Anyway, given all of this, I make the decision not to update my blog until I get to HK. No point in getting into trouble unnecessarily! And yet, in China you can walk into any internet café and use the net without ID – in India net cafes log your usage and ID. The connections here are fast, thank goodness.
In the evening go out for dinner (breakfast?!), we head round the corner on the main street where there are a string of cheap eatieries. The one of choice is called Mamas. Well it’s not called Mamas, that’s the student nickname (not to her face!) for the mad woman who runs the place – smoking, heavily made-up, peroxide blonde gone asian orange. A frightening woman, but she does apparently look in from her card games occasionally and make sure all of her customers are happy. The floor is filthy, a warning sign for me if I were on my own, but apparently the food is good.
Do you have? Mei yo!
In the restaurant we’re on our own, and Zac flounders trying to order, as the dishes he knows how to say seem to be out. Restaurants rarely have English menus in China, so it’s a case of pointing at other people’s dishes (not many people in here yet, it’s early), trying phrases from guide book (the girl just says “we don’t have that”, without suggesting alternatives), or starving! In our case, several of Zac’s German friends join us, one of whom is a whizz here, in minutes we have a great selection of dishes.
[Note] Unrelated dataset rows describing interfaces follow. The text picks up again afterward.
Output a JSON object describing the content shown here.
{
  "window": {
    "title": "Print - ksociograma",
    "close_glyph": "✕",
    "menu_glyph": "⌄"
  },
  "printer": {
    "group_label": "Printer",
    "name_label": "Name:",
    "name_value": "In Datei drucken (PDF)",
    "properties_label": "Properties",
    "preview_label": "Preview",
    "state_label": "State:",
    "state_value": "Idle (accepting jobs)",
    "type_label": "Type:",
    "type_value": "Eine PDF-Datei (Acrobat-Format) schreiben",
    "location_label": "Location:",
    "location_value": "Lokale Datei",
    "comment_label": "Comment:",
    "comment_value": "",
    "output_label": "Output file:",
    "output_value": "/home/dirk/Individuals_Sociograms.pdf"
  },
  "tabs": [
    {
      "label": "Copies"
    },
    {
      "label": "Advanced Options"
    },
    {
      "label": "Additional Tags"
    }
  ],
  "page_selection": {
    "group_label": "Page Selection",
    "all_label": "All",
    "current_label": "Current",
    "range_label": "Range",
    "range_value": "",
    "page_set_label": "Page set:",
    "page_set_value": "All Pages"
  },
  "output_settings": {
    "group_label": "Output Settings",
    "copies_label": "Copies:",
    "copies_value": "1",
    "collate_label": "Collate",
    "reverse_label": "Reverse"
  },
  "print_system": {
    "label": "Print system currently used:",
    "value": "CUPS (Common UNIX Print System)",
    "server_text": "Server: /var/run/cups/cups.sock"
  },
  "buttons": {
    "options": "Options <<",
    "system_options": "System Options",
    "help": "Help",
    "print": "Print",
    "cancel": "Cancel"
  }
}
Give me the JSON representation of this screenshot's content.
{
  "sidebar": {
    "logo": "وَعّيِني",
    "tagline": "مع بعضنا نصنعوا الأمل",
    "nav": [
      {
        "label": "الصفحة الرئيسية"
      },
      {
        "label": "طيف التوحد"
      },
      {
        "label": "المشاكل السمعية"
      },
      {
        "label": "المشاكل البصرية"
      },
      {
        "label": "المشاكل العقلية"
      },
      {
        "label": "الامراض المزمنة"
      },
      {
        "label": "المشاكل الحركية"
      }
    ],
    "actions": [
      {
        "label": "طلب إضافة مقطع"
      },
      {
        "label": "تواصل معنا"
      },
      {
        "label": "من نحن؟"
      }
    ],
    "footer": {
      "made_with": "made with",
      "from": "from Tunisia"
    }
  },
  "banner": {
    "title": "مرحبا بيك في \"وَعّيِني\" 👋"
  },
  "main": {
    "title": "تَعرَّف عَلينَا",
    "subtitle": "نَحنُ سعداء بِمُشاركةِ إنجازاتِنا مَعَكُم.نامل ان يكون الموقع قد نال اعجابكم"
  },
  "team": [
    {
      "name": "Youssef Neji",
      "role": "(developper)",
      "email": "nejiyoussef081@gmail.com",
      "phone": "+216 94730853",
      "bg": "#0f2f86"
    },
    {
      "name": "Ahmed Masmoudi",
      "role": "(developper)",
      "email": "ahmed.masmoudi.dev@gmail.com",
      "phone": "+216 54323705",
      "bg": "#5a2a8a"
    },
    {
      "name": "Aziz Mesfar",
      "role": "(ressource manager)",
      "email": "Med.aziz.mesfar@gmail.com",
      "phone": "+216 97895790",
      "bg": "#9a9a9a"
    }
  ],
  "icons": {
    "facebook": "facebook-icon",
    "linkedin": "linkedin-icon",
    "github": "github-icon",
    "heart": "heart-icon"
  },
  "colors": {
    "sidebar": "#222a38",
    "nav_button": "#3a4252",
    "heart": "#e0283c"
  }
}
Diced spicy chicken
Zac tucks in
A good selection of Sichuan food
It is here I have my first experience of the unique Sichuan peppers, local peppers that do something incredible and strange to your mouth. They’re not chilli hot, it’s more a numb tingly feeling in your mouth like nothing else you’ve ever tasted before.
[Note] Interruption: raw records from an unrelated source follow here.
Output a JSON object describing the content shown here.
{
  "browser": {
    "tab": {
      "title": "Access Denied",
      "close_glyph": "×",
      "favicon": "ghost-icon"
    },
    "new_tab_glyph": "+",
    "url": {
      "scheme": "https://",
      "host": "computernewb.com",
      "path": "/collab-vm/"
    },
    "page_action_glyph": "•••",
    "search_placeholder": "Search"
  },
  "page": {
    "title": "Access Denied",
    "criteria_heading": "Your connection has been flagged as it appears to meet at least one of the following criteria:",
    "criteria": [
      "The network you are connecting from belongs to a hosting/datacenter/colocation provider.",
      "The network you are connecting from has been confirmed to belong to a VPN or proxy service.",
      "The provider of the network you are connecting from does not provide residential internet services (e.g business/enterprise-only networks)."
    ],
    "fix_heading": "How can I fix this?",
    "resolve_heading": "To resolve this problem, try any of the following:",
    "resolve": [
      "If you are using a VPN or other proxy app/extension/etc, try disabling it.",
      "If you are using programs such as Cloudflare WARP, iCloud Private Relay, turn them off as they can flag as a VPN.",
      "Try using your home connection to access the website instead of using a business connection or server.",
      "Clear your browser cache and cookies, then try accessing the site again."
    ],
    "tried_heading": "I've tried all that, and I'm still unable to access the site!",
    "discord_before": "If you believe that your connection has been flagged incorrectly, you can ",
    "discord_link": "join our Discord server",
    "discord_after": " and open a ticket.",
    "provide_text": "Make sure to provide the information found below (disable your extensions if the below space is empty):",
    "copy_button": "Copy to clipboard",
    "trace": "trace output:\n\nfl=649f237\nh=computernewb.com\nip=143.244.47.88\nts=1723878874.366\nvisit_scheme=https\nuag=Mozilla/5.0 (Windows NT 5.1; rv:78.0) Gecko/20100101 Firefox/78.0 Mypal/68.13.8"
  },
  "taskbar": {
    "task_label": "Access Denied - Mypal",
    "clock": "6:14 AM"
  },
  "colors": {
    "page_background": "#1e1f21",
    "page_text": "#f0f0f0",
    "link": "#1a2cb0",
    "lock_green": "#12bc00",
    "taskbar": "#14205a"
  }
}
Apparently rural dentists use them before operations! There are also chillis in every dish but the food doesn’t seem to spicy. With the combination of chillis and tingly peppers, your mouth ends up in a very strange state.
The Germans politely switch their conversation to English because of Zac and I – Zac’s German is probably good enough but I don’t think mine is up to it! One of the girls was moaning about the general lack of wifi in Shanghai. Having just come from India, I find it hard to drum up sympathy!
Zac and I avoid beer for some reason. If you want drinks at Mamas, you generally pop round the corner to the shop anyway, it’s all very casual.
Back home, I end up booking flights and organising my trip until all hours whilst Zac studies (a large proportion of this “studying” being done through Gmail and Skype someone suspiciously!). Ah the perils of broadband internet. Perhaps that’s why India is experiencing the growth it currently is – no one wastes time surfing!
My domestic flights in China are all booked through eLong. After a couple of false starts, I work out the drill. eLong lets you price compare all of the domestic air carriers, and there are some great deals – booking a week before it’s often the same price or cheaper than the train. The prices vary greatly according to routes though, so Chengdu to Nanjing is about a third of the price of Chengdu to Shanghai (despite Nanjing and Shanghai being an hour apart by train, both about 2 ½ hours flight).
So, you book your flight, you choose eTicket as your option, you put in your international credit card, then in the miscellaneous text part of the booking, you tell them to please send the credit card authorisation letter to your email address. Otherwise they put your booking on hold and try to get in touch with you. So, next morning, you get an email into which you paste a digital photo of your signature, you email it back to them, and they issue the eticket. Simple!
It’s worth knowing how to do this, because initially I found they put on hold then cancelled my flights, and when I called them they were talking about couriering that letter to me, or faxing it, both painful options. Only as an afterthought did they mention they could email it to me!